In Ireland, the ESB have been reported as targeting a sukuk issuance but the proposal does not appear to have progressed apace with the UK or Luxembourg.
Airbus and the Islamic Development Bank are launching a shariah-compliant aircraft leasing fund with a target size of USD 5 billion, using a mix of shariah-compliant debt and equity.
Ireland has an established financial leasing industry, particularly in the area of aviation.
A number of major aircraft leasing companies based in Ireland announced large aircraft orders in recent weeks, but it does not appear that they sought to use Islamic financing structures, such as sukuk ijarah. There is considerable scope to develop shariah-compliant asset financing structures in Ireland given the industry knowledge and experience built up.

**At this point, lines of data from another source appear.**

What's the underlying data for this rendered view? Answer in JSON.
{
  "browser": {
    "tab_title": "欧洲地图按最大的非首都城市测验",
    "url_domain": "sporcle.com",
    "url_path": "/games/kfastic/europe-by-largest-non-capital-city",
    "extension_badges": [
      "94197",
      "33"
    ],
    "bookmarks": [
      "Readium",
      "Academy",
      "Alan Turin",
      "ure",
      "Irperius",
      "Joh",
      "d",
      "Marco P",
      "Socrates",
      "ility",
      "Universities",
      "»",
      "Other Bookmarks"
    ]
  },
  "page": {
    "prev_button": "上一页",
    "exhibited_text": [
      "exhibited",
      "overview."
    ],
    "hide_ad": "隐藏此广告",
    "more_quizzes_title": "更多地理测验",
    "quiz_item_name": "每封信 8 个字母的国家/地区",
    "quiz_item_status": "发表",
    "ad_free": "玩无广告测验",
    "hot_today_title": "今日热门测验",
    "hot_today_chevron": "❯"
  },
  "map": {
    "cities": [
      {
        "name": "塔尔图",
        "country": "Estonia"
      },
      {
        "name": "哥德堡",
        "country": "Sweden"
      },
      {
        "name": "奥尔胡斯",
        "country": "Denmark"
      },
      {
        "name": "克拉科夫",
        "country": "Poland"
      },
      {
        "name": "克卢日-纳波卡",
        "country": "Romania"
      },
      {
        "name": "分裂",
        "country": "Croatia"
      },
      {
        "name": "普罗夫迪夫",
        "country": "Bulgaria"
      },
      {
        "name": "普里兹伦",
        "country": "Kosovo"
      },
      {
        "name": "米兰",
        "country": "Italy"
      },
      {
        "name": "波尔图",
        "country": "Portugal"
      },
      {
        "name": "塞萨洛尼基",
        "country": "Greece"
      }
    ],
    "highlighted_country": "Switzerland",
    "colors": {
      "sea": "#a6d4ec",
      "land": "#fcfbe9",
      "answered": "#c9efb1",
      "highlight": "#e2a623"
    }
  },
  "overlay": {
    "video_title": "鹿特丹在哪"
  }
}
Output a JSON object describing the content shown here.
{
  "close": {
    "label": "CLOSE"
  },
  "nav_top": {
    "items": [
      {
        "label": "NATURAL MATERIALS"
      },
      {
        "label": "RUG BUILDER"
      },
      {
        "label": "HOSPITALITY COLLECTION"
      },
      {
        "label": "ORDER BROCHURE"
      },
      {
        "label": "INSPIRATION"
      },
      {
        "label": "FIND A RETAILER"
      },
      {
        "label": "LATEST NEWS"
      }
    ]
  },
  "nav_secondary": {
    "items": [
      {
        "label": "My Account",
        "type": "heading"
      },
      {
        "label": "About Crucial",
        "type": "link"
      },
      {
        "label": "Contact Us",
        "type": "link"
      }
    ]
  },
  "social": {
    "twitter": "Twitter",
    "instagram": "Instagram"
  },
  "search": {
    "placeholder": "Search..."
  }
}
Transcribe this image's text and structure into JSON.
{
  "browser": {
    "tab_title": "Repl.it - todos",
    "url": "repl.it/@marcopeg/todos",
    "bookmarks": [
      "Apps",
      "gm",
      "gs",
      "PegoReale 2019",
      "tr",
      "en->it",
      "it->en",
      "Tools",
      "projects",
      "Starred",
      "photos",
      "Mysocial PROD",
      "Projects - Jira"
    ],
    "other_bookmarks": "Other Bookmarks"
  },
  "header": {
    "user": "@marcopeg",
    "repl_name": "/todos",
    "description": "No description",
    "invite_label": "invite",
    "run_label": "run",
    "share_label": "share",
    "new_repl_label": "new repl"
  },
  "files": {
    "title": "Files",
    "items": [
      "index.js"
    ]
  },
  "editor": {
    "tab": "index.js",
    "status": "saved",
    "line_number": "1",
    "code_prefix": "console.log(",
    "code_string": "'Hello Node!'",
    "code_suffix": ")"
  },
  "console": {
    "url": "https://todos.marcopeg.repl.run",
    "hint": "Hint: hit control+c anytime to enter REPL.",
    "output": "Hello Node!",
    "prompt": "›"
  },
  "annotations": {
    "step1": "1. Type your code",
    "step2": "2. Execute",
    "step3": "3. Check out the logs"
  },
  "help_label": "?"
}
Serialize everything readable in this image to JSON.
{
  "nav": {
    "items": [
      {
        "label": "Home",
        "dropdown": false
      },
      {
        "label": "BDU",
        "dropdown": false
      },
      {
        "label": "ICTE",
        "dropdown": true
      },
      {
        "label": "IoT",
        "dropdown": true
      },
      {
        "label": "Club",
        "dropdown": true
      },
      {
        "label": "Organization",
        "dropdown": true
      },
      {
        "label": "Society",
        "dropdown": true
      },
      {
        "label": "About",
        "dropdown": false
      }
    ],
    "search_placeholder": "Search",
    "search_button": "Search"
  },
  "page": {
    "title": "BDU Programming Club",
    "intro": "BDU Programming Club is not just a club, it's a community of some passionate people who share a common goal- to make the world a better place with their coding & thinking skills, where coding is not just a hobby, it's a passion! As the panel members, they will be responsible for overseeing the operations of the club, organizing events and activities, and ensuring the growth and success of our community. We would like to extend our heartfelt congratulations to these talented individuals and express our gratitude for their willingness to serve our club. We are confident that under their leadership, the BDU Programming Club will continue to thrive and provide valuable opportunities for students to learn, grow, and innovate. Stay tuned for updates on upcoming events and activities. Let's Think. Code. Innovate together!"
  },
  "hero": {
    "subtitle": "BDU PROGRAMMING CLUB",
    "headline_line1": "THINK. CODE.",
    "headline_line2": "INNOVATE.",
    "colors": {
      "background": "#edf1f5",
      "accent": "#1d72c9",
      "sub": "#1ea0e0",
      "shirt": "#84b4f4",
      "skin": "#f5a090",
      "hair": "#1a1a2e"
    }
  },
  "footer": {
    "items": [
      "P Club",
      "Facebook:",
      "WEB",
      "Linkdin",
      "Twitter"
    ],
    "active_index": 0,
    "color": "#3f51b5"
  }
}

There are a variety of structures which can be adopted for investment funds. One area which is developing and actively sourcing funds in a shariah-compliant manner is the green energy sector.
Renewable energy projects involving wind and solar energy could, depending on their size, potentially incorporate use of EIIS tax incentive schemes (formerly known as Business Expansion Schemes (BES)). In much the same way as the sovereign sukuk structures, the revenues generated from the energy produced and/or sold back into the grid would be used to generate the investors profit return on investment.
Joint venture arrangements such as musharakah or agency arrangements such as wakala could be adopted to structure such funds in a shariah-compliant manner.
In a wakala, the principal/investor appoints an agent (wakeel) to invest funds provided by the principal into a pool of investments or assets. The wakeel provides its expertise and manages the investments on behalf of the principal for the term of the investment to generate a profit return for the investor in return for a fee and/or an incentive fee.
Ireland has recently introduced legislation to govern conventional REITs. Islamic REITS could be offered to investors subject to specific due diligence being carried out on the underlying property assets to ensure that any ‘haram’ i.e. non-halal or prohibited elements do not exist or are within certain tolerances.
An Islamic REIT (like a conventional REIT) would be offered to the public after a prospectus and listed on the stock exchange. The underlying financing must utilise shariah-compliant financing in terms of its acquisition of properties and working capital.
Shariah compliance necessitates the application of on-going supervision of not just each property, maintenance and ‘normal’ tenant control issues, but also the monitoring of permissible activity and non-permissible activities thresholds.
Any intensification or growth of non-permissible activities and the underlying rental profit deriving from such activities for the purposes of the IREIT’s income cleansing obligations and overall shariah compliance.
It would appear that there is significant opportunity to launch an Islamic REIT in Ireland given the strong demand for rental properties, the available supply of rental properties and broadly shariah-compliant nature of residential properties (compared to issues raised by commercial/mixed use properties).
Shared from: zawya.com